For me, what would have been perfect would have been for all of us to sit there and just to wait for the kids to come out and in solidarity establish our presence and that’s it, but to have people storm in the building like it’s some kind of castle, people yelling, ‘We need more bodies, we need more bodies inside!’ doesn’t make sense to me. Bodies can be outside, inside, they don’t need to be rescued – they’re not hostages. It’s just wrong… ‘We’ll just wait until it’s rectified’ was how I would have liked to have seen it, and I think that that comes out of a climate where the students are so alienated from the administration, and from McGill… It’s really easy to see this line between the two groups: between students and the security, between students and the administration, and when the police show up, between students and the police, because it’s the simplest way to go about addressing the situation. I don’t think it really helps anyone.
MD: How did it feel to be arrested on your own campus?
AP: It’s – more than anything, that’s what pisses me off, is that cops were called into this. I think it’s evidence of the kind of environment that we have on this campus, that really alienates the students from the administration.

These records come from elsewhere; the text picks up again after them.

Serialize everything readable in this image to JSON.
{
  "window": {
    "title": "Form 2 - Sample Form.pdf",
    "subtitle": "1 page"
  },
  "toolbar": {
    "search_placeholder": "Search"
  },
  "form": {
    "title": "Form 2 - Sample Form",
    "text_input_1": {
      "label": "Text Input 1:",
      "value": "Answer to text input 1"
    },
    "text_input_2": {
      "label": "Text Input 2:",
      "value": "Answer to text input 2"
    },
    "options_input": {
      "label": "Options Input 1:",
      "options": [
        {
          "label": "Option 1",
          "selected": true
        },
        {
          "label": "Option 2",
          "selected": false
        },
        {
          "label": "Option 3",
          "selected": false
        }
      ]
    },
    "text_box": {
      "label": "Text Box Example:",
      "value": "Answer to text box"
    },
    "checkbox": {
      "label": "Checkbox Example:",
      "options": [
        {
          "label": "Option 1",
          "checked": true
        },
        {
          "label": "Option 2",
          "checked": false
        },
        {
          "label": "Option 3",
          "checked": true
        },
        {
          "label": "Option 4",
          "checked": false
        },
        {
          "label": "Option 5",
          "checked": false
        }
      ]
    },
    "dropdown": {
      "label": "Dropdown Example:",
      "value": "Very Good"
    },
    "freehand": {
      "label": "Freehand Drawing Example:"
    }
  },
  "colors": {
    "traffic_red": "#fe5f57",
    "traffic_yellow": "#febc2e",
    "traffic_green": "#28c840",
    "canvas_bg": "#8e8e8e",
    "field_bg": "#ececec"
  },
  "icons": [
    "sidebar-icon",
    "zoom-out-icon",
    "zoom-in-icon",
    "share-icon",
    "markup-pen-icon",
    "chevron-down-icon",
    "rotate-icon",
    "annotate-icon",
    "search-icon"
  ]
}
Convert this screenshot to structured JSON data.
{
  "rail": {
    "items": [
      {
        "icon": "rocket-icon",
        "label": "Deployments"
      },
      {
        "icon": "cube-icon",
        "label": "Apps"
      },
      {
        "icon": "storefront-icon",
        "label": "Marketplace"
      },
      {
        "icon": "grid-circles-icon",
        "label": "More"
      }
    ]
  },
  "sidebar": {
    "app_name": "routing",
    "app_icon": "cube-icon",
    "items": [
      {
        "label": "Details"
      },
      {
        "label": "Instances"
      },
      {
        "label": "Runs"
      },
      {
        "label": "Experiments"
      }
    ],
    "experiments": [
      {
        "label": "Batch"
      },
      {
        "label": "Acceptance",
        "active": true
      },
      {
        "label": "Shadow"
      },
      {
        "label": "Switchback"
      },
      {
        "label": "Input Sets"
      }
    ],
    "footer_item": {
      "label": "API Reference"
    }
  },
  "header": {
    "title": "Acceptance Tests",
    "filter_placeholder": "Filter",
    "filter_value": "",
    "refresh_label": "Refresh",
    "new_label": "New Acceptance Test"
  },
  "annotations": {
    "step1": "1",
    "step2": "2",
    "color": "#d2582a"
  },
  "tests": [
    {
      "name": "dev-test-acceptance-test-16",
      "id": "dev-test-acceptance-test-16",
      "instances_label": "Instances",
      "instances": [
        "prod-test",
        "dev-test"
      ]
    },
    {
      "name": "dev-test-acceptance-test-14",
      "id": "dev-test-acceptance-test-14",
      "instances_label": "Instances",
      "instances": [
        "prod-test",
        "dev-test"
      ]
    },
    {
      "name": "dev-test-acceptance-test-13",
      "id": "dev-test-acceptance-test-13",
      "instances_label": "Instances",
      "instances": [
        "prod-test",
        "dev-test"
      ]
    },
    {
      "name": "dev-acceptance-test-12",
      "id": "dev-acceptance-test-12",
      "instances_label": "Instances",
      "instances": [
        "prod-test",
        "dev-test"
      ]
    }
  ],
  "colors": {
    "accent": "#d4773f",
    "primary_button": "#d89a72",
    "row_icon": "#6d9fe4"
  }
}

Although I’ve heard since that the administration actually wasn’t responsible for calling the police, and that it was the security guards, which is still strange to me – that this group that we’ve contracted to keep us safe, as the McGill community, ended up calling the police on us. There’s just something strange there. And I don’t think that the police should have been on campus in the first place. There was no threat from the students towards the administration, or towards the security.
I’m scared now because there’s this huge protest being planned for Monday and a whole bunch of other things, and it’s so easy for this kind of climate to just keep escalating and to really create this division between the administration and the students – and I don’t see that going anywhere positive. I really hope that the administration, even if they don’t want to take full responsibility for what happened [Thursday] night, extends some kind of invitation to some kind of discourse because the simple emails we’ve been getting, and the minimal interaction we’ve had with the administration, has just completely alienated us from them.
MD: Are you aware there’s a sit-in outside of James Administration right now [Friday November 11]?
AP: It’s kind of surreal to be passing that, 18 hours later, after thinking – I thought I was going to spend the entire day in jail and then in court, and then trying to figure out with customs whether or not I was allowed to stay in this country… Then a day later to be passing the exact same spot and realize that it might, actually, just completely blow over – at least the me being arrested part.
I think I got out of jail around 7:45 p.m. or 8:00 p.m… On the way back from jail, I just found myself walking back across campus and there were students leaving the library, and, at the same time, just signs of something that had happened but nobody knew, kids talking about just where they were gonna get drunk. It was really strange. It was really, really strange.
—compiled by Queen Arsem-O’Malley and Erin Hudson